(Dataset items)
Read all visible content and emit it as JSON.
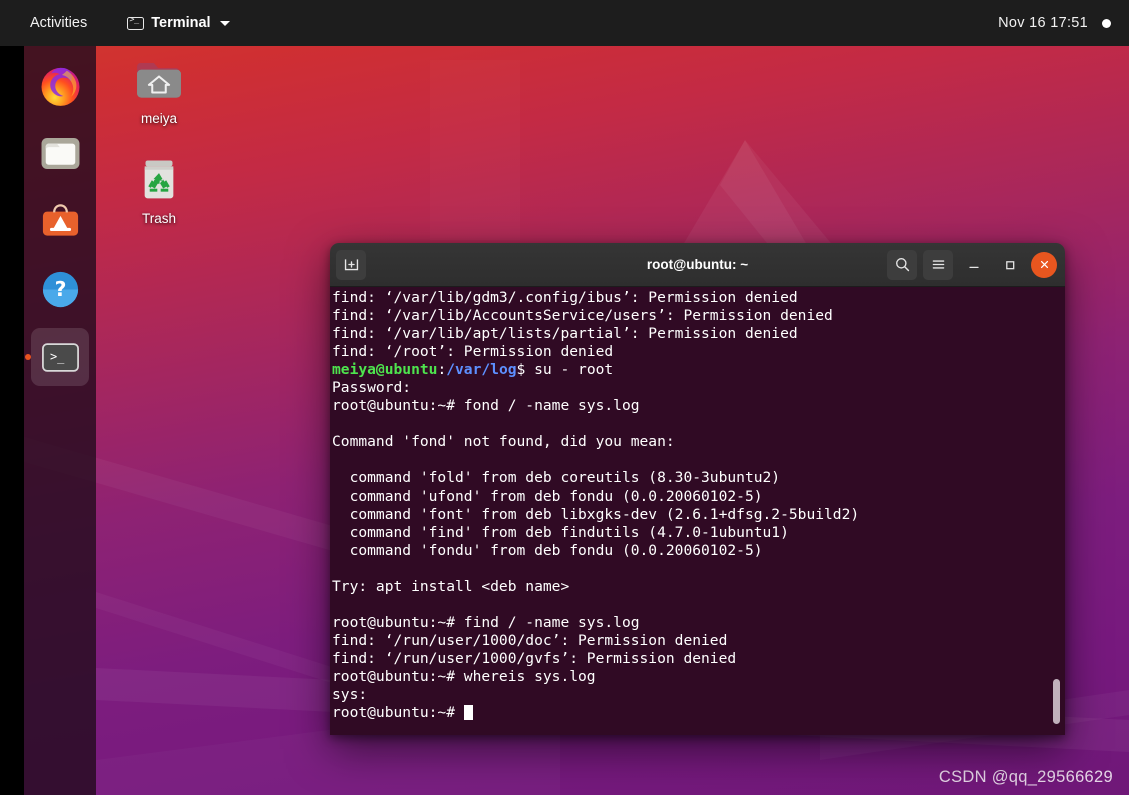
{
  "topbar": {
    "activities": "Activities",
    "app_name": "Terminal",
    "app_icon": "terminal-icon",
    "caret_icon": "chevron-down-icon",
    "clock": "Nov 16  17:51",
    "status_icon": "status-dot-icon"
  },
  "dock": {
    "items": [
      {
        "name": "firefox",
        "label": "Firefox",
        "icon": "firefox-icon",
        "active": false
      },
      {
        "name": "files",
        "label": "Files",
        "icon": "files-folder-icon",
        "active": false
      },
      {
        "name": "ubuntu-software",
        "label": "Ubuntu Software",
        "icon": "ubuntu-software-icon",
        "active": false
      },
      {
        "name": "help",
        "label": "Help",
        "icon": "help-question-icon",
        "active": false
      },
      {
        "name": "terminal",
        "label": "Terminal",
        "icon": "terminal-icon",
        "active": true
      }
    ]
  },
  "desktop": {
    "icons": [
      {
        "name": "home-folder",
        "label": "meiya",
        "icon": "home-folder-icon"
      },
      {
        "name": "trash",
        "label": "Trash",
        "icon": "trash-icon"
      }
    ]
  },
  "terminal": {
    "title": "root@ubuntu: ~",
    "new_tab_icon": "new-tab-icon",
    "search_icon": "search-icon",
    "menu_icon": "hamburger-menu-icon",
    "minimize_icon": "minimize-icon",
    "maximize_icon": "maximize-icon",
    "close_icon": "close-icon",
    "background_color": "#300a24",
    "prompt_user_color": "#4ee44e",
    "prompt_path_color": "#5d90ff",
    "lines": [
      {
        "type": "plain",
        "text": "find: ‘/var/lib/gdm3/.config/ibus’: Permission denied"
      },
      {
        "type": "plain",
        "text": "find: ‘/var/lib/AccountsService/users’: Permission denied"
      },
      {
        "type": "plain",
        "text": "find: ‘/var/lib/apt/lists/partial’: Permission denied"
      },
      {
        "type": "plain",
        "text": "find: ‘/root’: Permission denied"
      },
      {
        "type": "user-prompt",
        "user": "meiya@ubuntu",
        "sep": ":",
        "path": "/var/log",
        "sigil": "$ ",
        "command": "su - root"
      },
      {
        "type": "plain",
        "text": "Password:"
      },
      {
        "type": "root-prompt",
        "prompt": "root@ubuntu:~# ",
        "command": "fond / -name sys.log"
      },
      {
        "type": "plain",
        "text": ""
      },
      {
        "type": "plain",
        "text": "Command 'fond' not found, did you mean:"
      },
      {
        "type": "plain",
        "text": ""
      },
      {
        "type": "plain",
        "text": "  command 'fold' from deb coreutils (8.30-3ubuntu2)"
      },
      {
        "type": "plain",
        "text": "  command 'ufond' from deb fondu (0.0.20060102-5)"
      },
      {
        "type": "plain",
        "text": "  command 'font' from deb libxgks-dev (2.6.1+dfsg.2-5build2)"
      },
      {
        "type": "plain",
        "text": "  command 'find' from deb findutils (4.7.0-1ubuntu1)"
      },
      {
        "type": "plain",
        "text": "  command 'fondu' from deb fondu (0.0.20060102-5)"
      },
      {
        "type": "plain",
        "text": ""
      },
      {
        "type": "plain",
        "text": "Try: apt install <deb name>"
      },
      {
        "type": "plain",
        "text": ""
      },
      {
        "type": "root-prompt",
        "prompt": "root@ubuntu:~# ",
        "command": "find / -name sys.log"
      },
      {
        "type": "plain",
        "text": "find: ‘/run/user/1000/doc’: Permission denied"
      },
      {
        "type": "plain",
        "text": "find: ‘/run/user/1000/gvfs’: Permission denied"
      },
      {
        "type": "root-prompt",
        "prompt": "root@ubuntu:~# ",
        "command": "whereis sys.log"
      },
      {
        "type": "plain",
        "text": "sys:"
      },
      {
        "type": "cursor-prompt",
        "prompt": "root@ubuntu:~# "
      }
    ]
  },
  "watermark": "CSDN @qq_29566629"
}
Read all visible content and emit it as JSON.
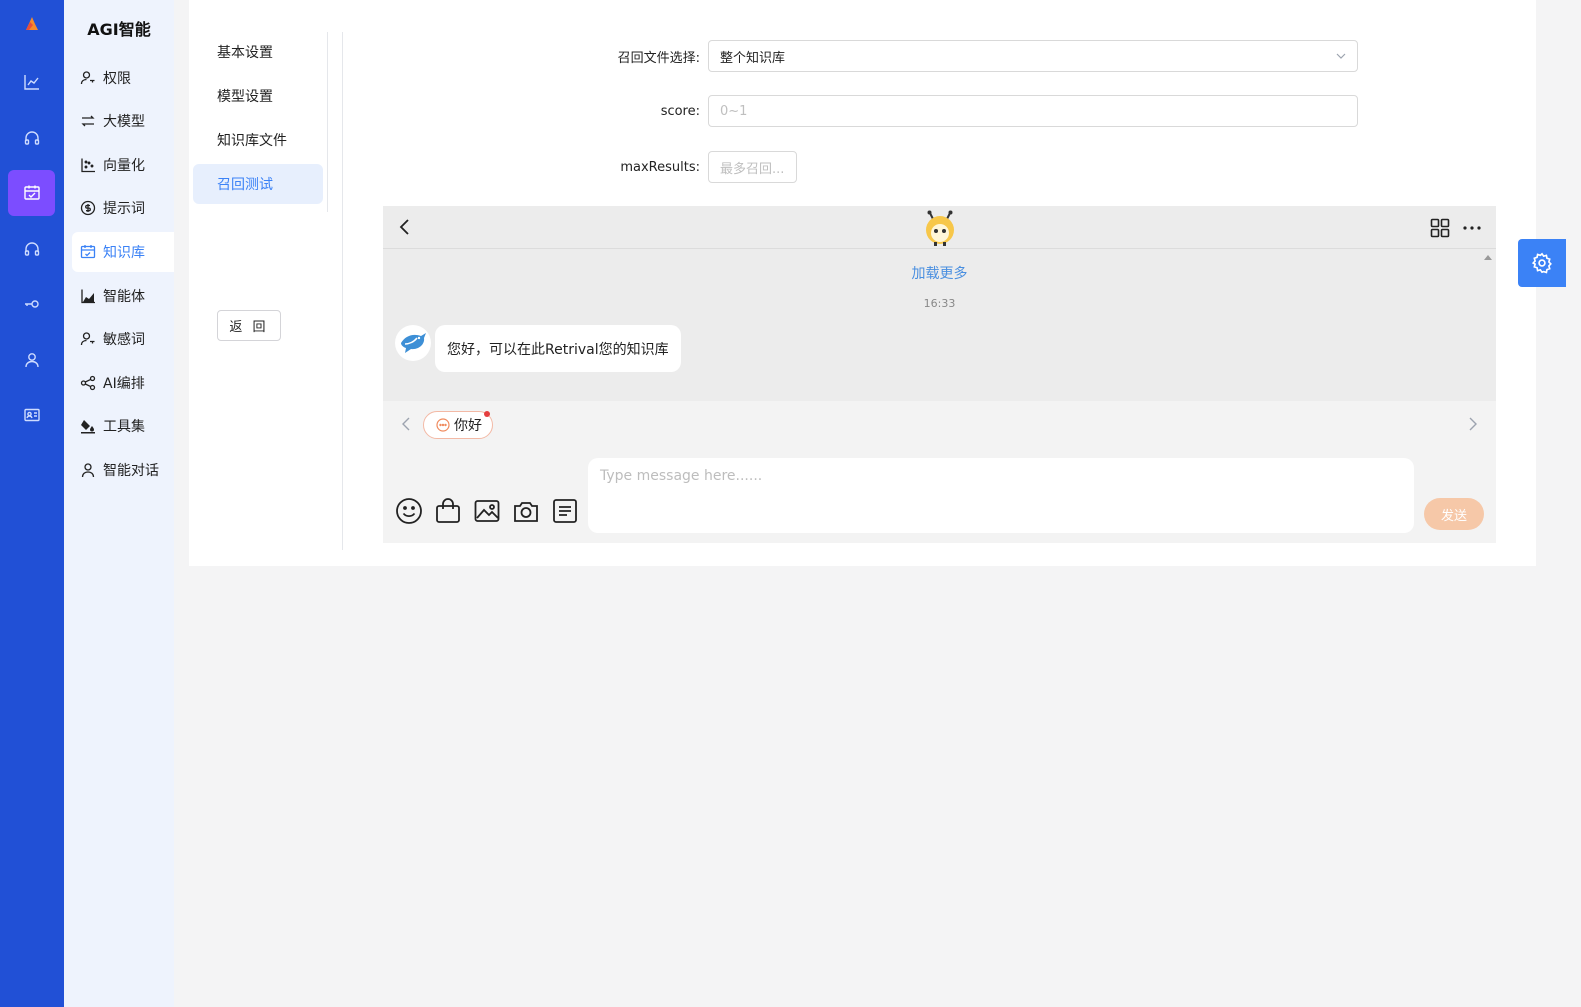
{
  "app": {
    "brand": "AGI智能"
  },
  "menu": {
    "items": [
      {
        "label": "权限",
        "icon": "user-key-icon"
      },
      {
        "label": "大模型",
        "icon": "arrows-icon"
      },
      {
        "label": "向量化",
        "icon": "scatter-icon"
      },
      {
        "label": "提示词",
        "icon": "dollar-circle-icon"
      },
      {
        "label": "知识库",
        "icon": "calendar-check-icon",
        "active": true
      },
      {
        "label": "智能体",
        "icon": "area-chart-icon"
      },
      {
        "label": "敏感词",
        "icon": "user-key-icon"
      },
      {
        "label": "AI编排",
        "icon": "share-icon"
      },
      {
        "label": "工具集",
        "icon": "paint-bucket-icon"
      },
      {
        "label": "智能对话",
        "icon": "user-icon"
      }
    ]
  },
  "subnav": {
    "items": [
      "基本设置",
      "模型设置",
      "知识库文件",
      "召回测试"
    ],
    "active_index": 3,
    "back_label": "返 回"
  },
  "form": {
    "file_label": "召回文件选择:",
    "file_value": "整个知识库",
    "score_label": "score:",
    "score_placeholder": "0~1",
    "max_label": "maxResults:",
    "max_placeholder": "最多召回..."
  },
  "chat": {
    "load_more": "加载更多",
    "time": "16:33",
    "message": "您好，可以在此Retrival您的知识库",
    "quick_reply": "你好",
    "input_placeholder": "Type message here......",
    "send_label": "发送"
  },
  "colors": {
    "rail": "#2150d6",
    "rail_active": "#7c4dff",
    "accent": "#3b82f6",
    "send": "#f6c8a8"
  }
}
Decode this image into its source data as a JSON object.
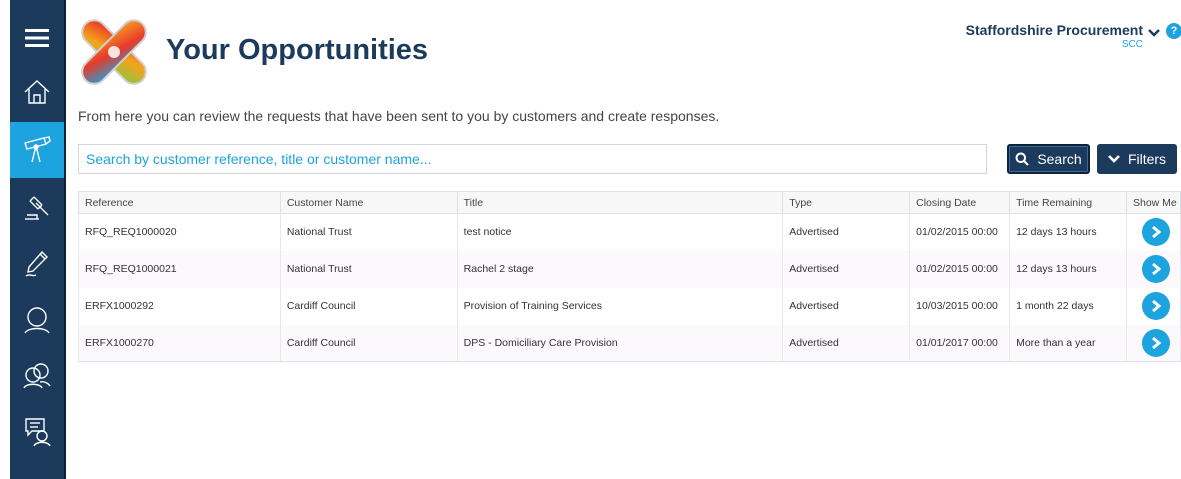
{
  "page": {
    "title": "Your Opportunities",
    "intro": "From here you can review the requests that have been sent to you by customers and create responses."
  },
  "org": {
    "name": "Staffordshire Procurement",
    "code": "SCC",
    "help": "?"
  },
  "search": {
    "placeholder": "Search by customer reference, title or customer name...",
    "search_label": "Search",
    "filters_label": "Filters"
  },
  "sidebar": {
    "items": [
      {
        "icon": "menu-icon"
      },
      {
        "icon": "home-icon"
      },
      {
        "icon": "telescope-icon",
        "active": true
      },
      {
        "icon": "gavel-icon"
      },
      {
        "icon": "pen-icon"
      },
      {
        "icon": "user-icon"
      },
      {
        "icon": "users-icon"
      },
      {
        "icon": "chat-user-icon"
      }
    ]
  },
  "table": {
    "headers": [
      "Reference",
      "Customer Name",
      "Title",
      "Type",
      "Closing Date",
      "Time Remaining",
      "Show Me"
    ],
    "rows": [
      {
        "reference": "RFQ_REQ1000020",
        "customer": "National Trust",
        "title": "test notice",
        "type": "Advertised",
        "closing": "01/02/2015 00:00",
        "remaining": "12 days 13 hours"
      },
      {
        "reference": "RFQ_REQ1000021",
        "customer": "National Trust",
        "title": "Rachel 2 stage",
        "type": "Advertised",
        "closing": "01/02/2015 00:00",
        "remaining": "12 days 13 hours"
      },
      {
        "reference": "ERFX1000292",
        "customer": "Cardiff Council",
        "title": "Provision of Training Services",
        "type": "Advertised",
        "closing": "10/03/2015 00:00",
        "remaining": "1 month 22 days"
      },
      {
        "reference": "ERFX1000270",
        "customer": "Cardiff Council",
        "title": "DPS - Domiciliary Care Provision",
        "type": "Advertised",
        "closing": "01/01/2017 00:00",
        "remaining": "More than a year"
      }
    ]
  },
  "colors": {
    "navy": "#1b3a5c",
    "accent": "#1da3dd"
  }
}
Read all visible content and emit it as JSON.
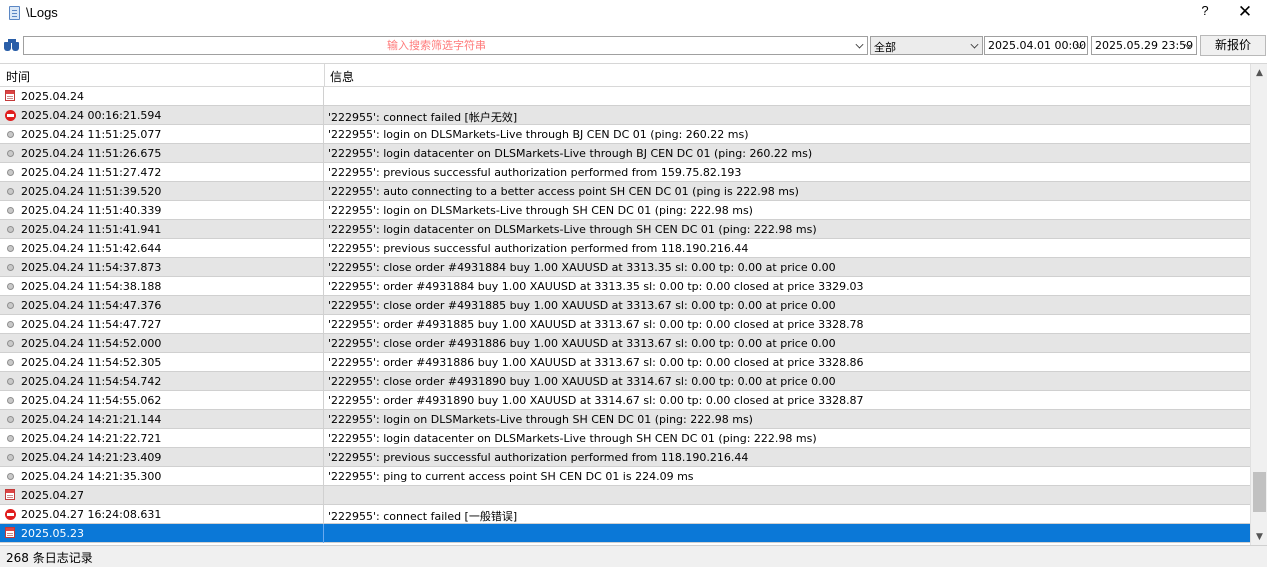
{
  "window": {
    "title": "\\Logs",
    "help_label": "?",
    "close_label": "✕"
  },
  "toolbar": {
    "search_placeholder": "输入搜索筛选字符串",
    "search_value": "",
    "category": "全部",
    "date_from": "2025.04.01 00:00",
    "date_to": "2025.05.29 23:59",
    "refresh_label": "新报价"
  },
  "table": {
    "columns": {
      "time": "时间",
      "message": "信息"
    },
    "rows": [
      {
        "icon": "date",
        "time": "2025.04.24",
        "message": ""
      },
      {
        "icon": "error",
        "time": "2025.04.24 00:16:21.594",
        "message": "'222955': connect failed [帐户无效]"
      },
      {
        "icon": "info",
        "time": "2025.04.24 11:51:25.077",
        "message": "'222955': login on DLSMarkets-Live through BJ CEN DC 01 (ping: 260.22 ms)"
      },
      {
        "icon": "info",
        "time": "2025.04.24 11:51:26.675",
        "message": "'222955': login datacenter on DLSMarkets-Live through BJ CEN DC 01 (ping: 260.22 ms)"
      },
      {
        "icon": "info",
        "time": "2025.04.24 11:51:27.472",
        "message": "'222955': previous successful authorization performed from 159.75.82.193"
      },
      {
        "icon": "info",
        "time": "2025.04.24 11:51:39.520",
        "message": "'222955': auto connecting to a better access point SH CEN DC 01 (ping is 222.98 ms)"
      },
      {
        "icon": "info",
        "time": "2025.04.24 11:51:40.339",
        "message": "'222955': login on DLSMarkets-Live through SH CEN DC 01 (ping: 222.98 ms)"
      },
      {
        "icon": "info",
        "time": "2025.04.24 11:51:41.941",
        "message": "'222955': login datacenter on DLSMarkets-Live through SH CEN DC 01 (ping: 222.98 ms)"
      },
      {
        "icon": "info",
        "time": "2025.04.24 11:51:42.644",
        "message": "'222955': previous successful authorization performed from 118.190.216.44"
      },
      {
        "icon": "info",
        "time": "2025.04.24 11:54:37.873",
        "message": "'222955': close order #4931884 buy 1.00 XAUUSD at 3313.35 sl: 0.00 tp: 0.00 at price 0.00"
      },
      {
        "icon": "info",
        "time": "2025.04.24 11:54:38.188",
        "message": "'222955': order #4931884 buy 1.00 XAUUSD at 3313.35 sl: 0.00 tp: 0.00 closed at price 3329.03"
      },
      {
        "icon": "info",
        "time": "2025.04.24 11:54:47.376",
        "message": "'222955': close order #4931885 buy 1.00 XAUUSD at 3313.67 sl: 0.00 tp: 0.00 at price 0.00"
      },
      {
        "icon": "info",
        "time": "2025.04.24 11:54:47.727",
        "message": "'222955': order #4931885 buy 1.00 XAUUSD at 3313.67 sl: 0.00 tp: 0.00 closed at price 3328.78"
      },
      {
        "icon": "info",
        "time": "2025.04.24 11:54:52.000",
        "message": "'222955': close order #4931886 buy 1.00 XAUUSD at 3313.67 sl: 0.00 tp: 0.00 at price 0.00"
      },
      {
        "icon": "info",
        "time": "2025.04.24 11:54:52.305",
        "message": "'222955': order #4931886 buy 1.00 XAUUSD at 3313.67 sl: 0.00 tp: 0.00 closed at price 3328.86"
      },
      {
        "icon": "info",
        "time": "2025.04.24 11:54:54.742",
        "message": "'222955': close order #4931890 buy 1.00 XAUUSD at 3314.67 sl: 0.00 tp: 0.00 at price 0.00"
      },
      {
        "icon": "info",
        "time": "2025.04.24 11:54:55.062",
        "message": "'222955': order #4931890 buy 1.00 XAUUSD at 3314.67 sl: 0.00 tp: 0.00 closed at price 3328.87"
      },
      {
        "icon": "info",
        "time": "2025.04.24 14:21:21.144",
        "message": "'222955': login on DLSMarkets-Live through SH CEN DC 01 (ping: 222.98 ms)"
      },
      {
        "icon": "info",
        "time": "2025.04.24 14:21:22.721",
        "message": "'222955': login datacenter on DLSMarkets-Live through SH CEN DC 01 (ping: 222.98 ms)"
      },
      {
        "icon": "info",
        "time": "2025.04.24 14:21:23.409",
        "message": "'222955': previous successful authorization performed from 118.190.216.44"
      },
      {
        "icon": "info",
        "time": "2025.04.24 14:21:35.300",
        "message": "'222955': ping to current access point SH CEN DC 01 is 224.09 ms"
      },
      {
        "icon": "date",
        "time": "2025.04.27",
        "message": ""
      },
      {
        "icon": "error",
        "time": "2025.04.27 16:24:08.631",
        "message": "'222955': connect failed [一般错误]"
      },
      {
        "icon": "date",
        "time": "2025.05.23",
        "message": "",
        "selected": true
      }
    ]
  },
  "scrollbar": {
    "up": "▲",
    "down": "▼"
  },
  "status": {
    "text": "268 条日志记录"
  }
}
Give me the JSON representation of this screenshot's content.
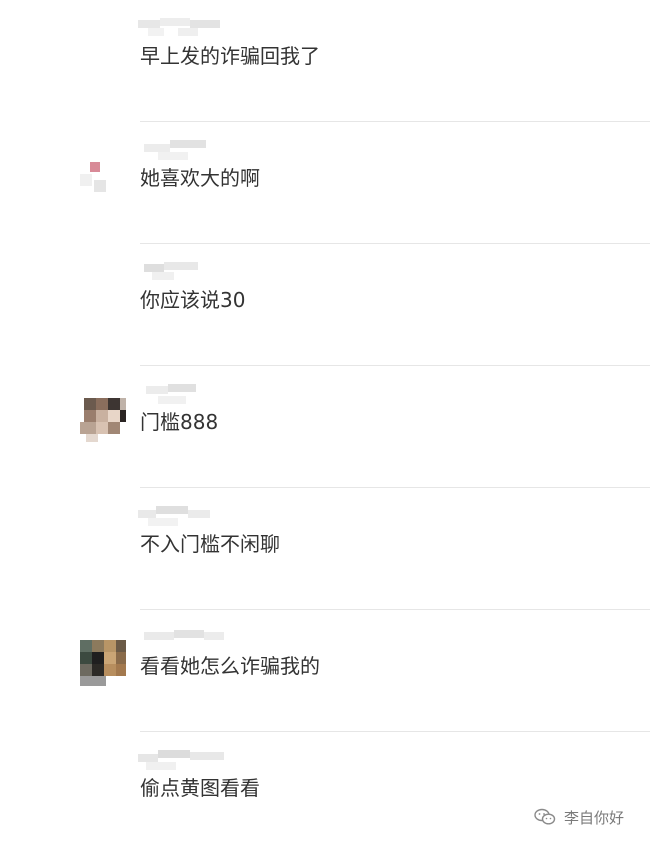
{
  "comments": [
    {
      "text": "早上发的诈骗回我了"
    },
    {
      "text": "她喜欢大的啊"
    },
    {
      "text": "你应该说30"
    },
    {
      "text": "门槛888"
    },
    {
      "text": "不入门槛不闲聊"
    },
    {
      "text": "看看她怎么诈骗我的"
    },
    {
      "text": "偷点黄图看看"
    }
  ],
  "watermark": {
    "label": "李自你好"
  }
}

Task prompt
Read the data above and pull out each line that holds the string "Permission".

Response area
        "text": "find: ‘/var/lib/gdm3/.config/ibus’: Permission denied"
        "text": "find: ‘/var/lib/AccountsService/users’: Permission denied"
        "text": "find: ‘/var/lib/apt/lists/partial’: Permission denied"
        "text": "find: ‘/root’: Permission denied"
        "text": "find: ‘/run/user/1000/doc’: Permission denied"
        "text": "find: ‘/run/user/1000/gvfs’: Permission denied"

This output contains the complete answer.